Military

Introducing the multi-tasking nanoparticle: Versatile particles offer a wide variety of diagnostic and therapeutic applications August 26th, 2014

Biomimetic photodetector 'sees' in color: Rice lab uses CMOS-compatible aluminum for on-chip color detection August 25th, 2014

New material could enhance fast and accurate DNA sequencing August 13th, 2014

On the frontiers of cyborg science August 10th, 2014

Aerospace/Space

Creation of a Highly Efficient Technique to Develop Low-Friction Materials Which Are Drawing Attention in Association with Energy Issues August 26th, 2014

Thermal Block Coatings Developed in Iran Using Nanotechnology August 26th, 2014

The International Space Elevator Consortium (ISEC) is proud to announce the 2014 Space Elevator Conference! This annual event will be held at the Museum of Flight in Seattle, Washington from Friday, August 22nd through Sunday, August 24th August 19th, 2014

Life on Mars?
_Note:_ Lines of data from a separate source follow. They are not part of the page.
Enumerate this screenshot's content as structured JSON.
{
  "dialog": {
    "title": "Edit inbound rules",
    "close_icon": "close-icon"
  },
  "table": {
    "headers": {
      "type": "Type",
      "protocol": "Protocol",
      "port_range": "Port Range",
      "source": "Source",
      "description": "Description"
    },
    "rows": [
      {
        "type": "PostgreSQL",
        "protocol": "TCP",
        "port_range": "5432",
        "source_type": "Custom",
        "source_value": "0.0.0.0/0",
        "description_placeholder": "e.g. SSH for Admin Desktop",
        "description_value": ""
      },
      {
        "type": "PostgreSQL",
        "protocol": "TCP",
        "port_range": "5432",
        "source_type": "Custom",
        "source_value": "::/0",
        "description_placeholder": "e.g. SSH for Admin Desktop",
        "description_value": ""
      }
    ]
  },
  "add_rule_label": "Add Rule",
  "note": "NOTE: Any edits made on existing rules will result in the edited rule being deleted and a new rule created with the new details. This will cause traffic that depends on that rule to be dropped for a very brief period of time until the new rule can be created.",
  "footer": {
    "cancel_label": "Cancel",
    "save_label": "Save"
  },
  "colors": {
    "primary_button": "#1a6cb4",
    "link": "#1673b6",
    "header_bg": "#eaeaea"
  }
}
Implications of a newly discovered mineral-rich structure August 19th, 2014

Quantum Dots/Rods

Interaction between Drug, DNA for Designing Anticancer Drugs Studied in Iran August 17th, 2014

NANOPARTICLES INDIA August 8th, 2014

Researchers create quantum dots with single-atom precision June 30th, 2014

New Los Alamos Approach May Be Key to Quantum Dot Solar Cells With Real Gains in Efficiency: Nanoengineering Boosts Carrier Multiplication in Quantum Dots June 19th, 2014

NanoNews-Digest
The latest news from around the world, FREE



  Premium Products
NanoNews-Custom
Only the news you want to read!
 Learn More
NanoTech-Transfer
University Technology Transfer & Patents
 Learn More
NanoStrategies
Full-service, expert consulting
 Learn More














ASP
Nanotechnology Now Featured Books




NNN

The Hunger Project







© Copyright 1999-2014 7th Wave, Inc. All Rights Reserved PRIVACY POLICY :: CONTACT US :: STATS :: SITE MAP :: ADVERTISE